Decades of research convinced Dunedin officials to keep the city’s water fluoridated Tuesday (Nov. 29).
Discussion during the three-hour special meeting at City Hall centered on a person’s right to choose and the government’s obligation to ensure public health.
About 50 residents attended; many eco-activists, practicing and retired dentists and pediatricians spoke passionately on both sides of the issue, some calling it a “curse” or “rat poison.” For others, it was a matter of choice.
“For people who want it, there’s options; they can go and buy it,” said Doug Bruce of Dunedin. “For me, I can’t take it out.”
Kim Mohr, who runs Serendipity Cafe, pleaded: “Please don’t make me pay for it.”
Longtime pediatric dentist Johnny Johnson, who has a practice in Palm Harbor that sees 400 Dunedin residents, disagreed.
“The people that are going to lose the most are the people that don’t go to the dentist very often,” he said.
City officials, who said they conducted their own research, were divided and passionate in their deliberations. They ultimately voted 3-2.
“I’m not a scientist,” Commissioner Julie Scales said. “In matters of science, I’ll look to professionals … In my reading, when organizations and institutions support fluoridation, it’s a way to address a public health issue. Dentists [are speaking in favor] — they could have people come in and have people pay them more money if they wanted. They’re not acting in their own interests.”
Vice Mayor Ron Barnette, who was the first official to address the issue, passionately outlined his case for keeping fluoridation.
“I’m probably not going to win a lot of friends,” he said.
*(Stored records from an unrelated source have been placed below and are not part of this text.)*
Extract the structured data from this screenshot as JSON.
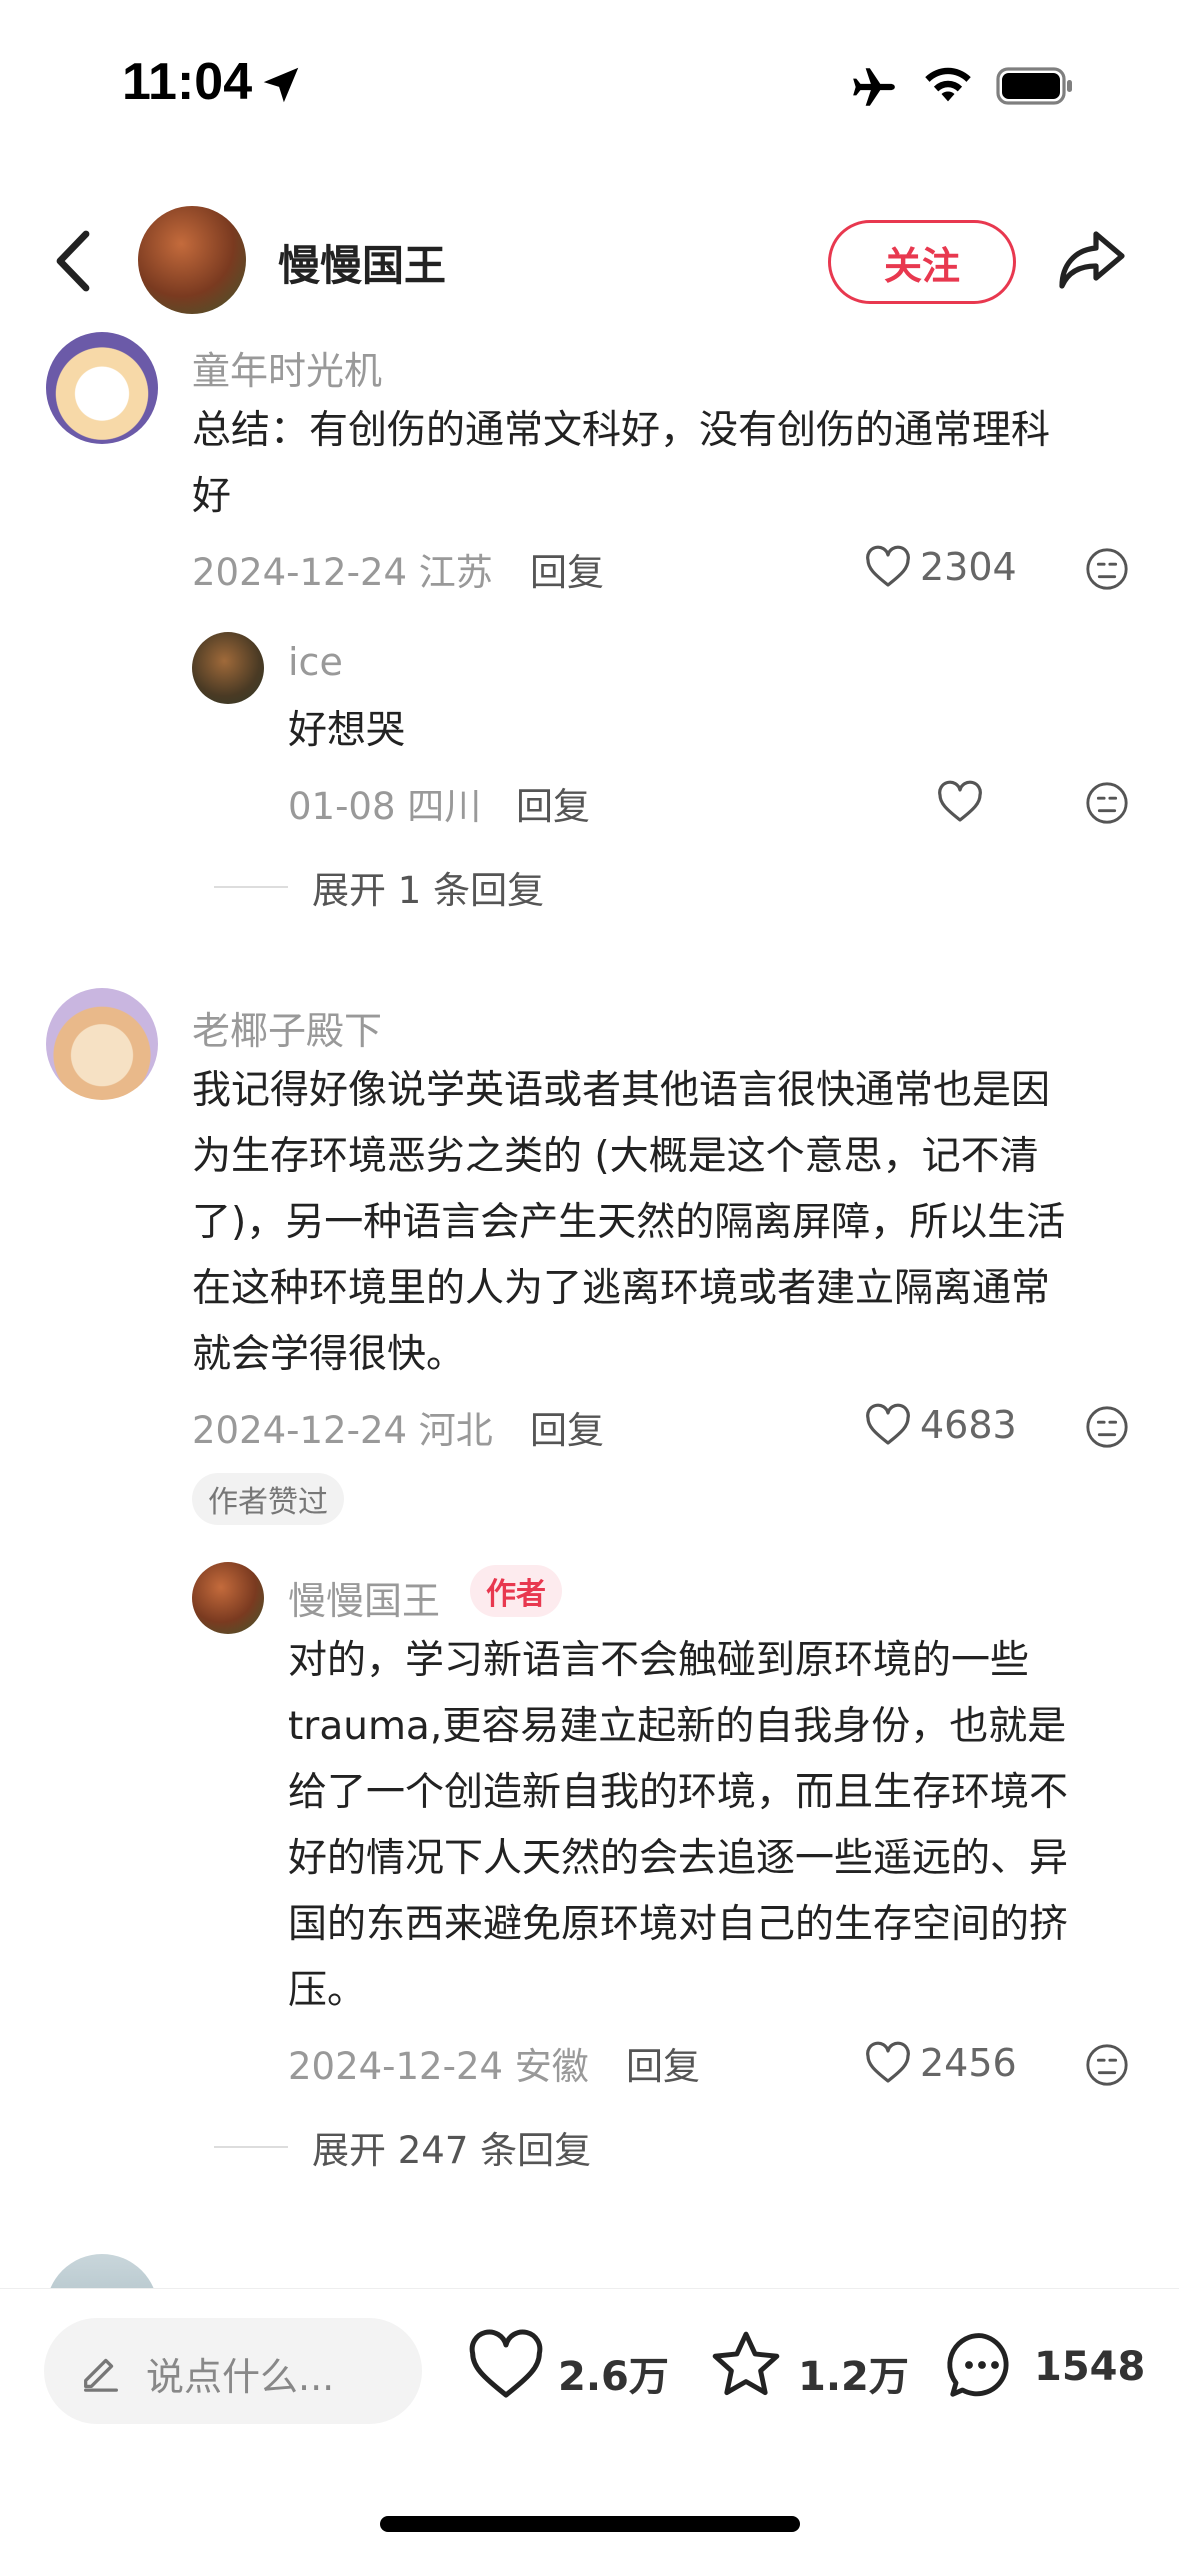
{
  "status_bar": {
    "time": "11:04"
  },
  "header": {
    "title": "慢慢国王",
    "follow_label": "关注"
  },
  "comments": [
    {
      "user": "童年时光机",
      "text_lines": [
        "总结：有创伤的通常文科好，没有创伤的通常理科",
        "好"
      ],
      "date_loc": "2024-12-24 江苏",
      "reply_label": "回复",
      "likes": "2304",
      "replies": [
        {
          "user": "ice",
          "text": "好想哭",
          "date_loc": "01-08 四川",
          "reply_label": "回复",
          "likes": ""
        }
      ],
      "expand_label": "展开 1 条回复"
    },
    {
      "user": "老椰子殿下",
      "text_lines": [
        "我记得好像说学英语或者其他语言很快通常也是因",
        "为生存环境恶劣之类的 (大概是这个意思，记不清",
        "了)，另一种语言会产生天然的隔离屏障，所以生活",
        "在这种环境里的人为了逃离环境或者建立隔离通常",
        "就会学得很快。"
      ],
      "date_loc": "2024-12-24 河北",
      "reply_label": "回复",
      "likes": "4683",
      "badge": "作者赞过",
      "replies": [
        {
          "user": "慢慢国王",
          "author_tag": "作者",
          "text_lines": [
            "对的，学习新语言不会触碰到原环境的一些",
            "trauma,更容易建立起新的自我身份，也就是",
            "给了一个创造新自我的环境，而且生存环境不",
            "好的情况下人天然的会去追逐一些遥远的、异",
            "国的东西来避免原环境对自己的生存空间的挤",
            "压。"
          ],
          "date_loc": "2024-12-24 安徽",
          "reply_label": "回复",
          "likes": "2456"
        }
      ],
      "expand_label": "展开 247 条回复"
    }
  ],
  "bottom_bar": {
    "input_placeholder": "说点什么...",
    "likes": "2.6万",
    "stars": "1.2万",
    "comments": "1548"
  },
  "colors": {
    "accent": "#e8384f",
    "muted": "#999999",
    "text": "#222222"
  }
}
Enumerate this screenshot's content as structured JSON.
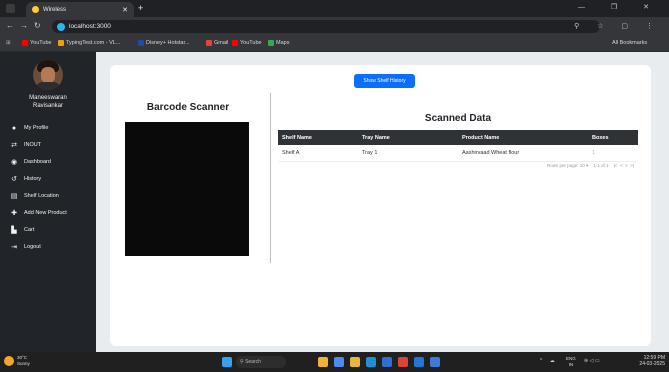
{
  "browser": {
    "tab_title": "Wireless",
    "url": "localhost:3000",
    "bookmarks": [
      "YouTube",
      "TypingTest.com - VL...",
      "Disney+ Hotstar...",
      "Gmail",
      "YouTube",
      "Maps"
    ],
    "all_bookmarks": "All Bookmarks"
  },
  "sidebar": {
    "user_name_line1": "Maneeswaran",
    "user_name_line2": "Ravisankar",
    "items": [
      {
        "label": "My Profile",
        "icon": "user-icon"
      },
      {
        "label": "INOUT",
        "icon": "swap-icon"
      },
      {
        "label": "Dashboard",
        "icon": "dashboard-icon"
      },
      {
        "label": "History",
        "icon": "history-icon"
      },
      {
        "label": "Shelf Location",
        "icon": "shelf-icon"
      },
      {
        "label": "Add New Product",
        "icon": "plus-icon"
      },
      {
        "label": "Cart",
        "icon": "cart-icon"
      },
      {
        "label": "Logout",
        "icon": "logout-icon"
      }
    ]
  },
  "main": {
    "history_button": "Show Shelf History",
    "scanner_title": "Barcode Scanner",
    "data_title": "Scanned Data",
    "table": {
      "headers": [
        "Shelf Name",
        "Tray Name",
        "Product Name",
        "Boxes"
      ],
      "rows": [
        [
          "Shelf A",
          "Tray 1",
          "Aashirvaad Wheat flour",
          "1"
        ]
      ]
    },
    "pagination": {
      "rows_per_page_label": "Rows per page:",
      "rows_per_page": "10",
      "range": "1-1 of 1"
    }
  },
  "taskbar": {
    "weather_temp": "30°C",
    "weather_desc": "Sunny",
    "search_placeholder": "Search",
    "lang": "ENG",
    "lang2": "IN",
    "time": "12:59 PM",
    "date": "24-03-2025"
  },
  "colors": {
    "sidebar_bg": "#212529",
    "primary": "#0d6efd",
    "table_header": "#2f3236",
    "page_bg": "#e9ecef"
  }
}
Then added that based on decades of sound scientific research, he found no clear objections to safety, effectiveness, affordability (“The lifetime cost is less than the cost of one dental restoration,” he said) and public policy.
“We’ve heard a lot of rhetoric,” he said.
One woman called him “insulting” and left the room.
City staff recommended that officials discontinue the process during early budget talks because it would save the city roughly $50,000. Officials initially hesitated, however, upsetting a vocal contingent of anti-fluoride proponents.
“As it relates to government,” Commissioner David Carson said, “it costs 48 cents per resident per year. This is a joke.”
“For me it just boils down to choice,” Commissioner Julie Ward Bujalski said. “I want the choice. I want to be able to choose what I do, what I drink, what I eat.”
The mayor said he’d read enough research against fluoridation to raise enough doubt in his mind to vote against it. He then challenged people to continue reading about fluoride and create ways people can make their own choice.
“Lets be creative about how to deliver this product to those that do want it,” Dave Eggers said. “That’s not easy; the easy way to do it, is to do it the way we do it right now.”
The city’s decision comes on the heels of Pinellas County’s recent decision to discontinue its fluoridation process effective Dec. 31.
Barnette, Scales and Carson voted in favor of keeping city water fluoridated. Bujalski and Eggers voted against it.